crafting (and) JavaScript

Async Function Kata at #jslang Meetup

Originally posted on the HolidayCheck Tech Blog

The callback-hell times are long over. We have better tools now. But which of the new kids on the block do you want to play with? In this meetup, last night we tried out async functions, also known by the name "async/await". It was a fun learning experience. Keep reading and get inspired.

The meetup

"JavaScript The Language" #jslang is a hands-on meetup just about the language JavaScript (as specified). Not about any library, framework or the latest programming techniques. You could argue that the language JavaScript has become kind of a framework itself. The language changes as fast as those hipster frameworks. But let's put that aside.

We focus on language features only. We try to get a handle on a specific feature. One at a time and we sharpen our knowledge about this one feature for our tool belts. That's why this is a very hands-on meetup. Also there are no talks or anything alike, just a short intro and then the crowd works together. All attendees are actively participating, by coding, discussing or facilitating. If you want to do something like that in your city too, just start a meetup. Use the katas, for example those that we solve (we try to link them on the meetup page) or find one at kata-log, and make it happen.

Our Scope and the Kata

I announced the meetup about two weeks ago. There was no #jslang meetup since April 2016, for more than a year. So I had to restart this meetup. The language JavaScript is moving forward and we need to keep up with what it offers. Async functions are one of the most interesting things that is changing in the language. In order to understand them in the JS context I prepared a short slide set summarizing the state the async functions feature. That was all of presentation we had. I set the context and introduced the kata that we wanted to work on. In the kata we want to combine two asynchronous functionalities, 1) getting the geolocation and 2) loading the (nearest) airports depending on that result. The interesting part is actually not (only) the implementation but it already starts with the tests. Have you ever had trouble writing asynchronous tests? Do this kata and practice even more!

How we did it

We were twelve people at the event. After a quick show-hands we all agreed on setting up two mobs and solve the problem by mob-programming. We had two mobs of 6 people each. Thanks to Chris Neuroth who facilitated the mob-programming for us. The most important rule I took away from it was, that the one sitting at the keyboard should not act unless told to.

Both teams solved the first task, which was to implement the kata by using promises.
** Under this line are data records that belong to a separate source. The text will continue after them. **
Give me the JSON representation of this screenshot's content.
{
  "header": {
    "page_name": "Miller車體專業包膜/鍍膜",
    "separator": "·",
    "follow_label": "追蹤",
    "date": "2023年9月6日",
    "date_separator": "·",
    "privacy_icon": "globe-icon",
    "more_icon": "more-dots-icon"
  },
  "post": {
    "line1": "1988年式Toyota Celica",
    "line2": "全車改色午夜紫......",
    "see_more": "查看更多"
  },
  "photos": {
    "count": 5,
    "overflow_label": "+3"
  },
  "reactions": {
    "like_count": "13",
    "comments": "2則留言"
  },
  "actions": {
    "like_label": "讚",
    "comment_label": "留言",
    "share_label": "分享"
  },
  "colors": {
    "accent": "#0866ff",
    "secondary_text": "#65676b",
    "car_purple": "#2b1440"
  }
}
This was the first step in order to get familiar with the kata and also to feel the pain of using promises and test them properly. Every team had the ambition to write good tests, and boy they did. This took about one hour. After that we took a five minutes break and did some physical activity, playing table tennis. The table tennis challenge was that we had to pass on one of the four rackets to the person who had none, while running around the table. Back to the kata, the next step was to move the tests to use async+await keywords, which mostly replaces promises and makes tests more readable. But it has it's own challenges. In step three, which at this time kind of merged with step 2 we used async+await in all places. We learned about async functions this way and naturally put await where it felt right. I had the impression this did not really cause many problems and made it very easy to understand how async+await works. This was also the intention of this meetup: allow us to learn without breaking a sweat and without falling asleep at some talk, but doing it.

The Discussion afterwards

The last part after about 1,5 hours of mob-programming we used to discuss aspects of the kata. Topics we touched on were:

  • The source code of the two mobs
  • Pros and cons of async functions
  • How valuable is the contract test we wrote?
  • How clear/good are the requirements?

It was a very lively and inspiring discussion. What I liked about it was the sharp focus the group had. We didn't get carried away but went very much into depth of the topic. All statements were very objective and everyone tried to learn from the crowd and share insights.

Where is the code?

There is no code to see. We threw away the code, but we all keep the learnings and if we did it right they will stick. With all the intrinsic motivation in the room I am sure people took away a lot and those learnings will be applied in real life. If applying means not to use async functions or how to think more about contract tests that's up to everyone self. So there is no need to keep the code. You still want it? Do the kata yourself! And enjoy learning :).


I liked it a lot. Keep it up and we will do it again.

If you are keen on diving deeper even before any next meetup, jump to jskatas and practice some JavaScript. And if you want a two-day learning event come to JSCraftCamp, once a year (in normal times), a self-organized open-space for, with and by people who deeply care about crafting (software).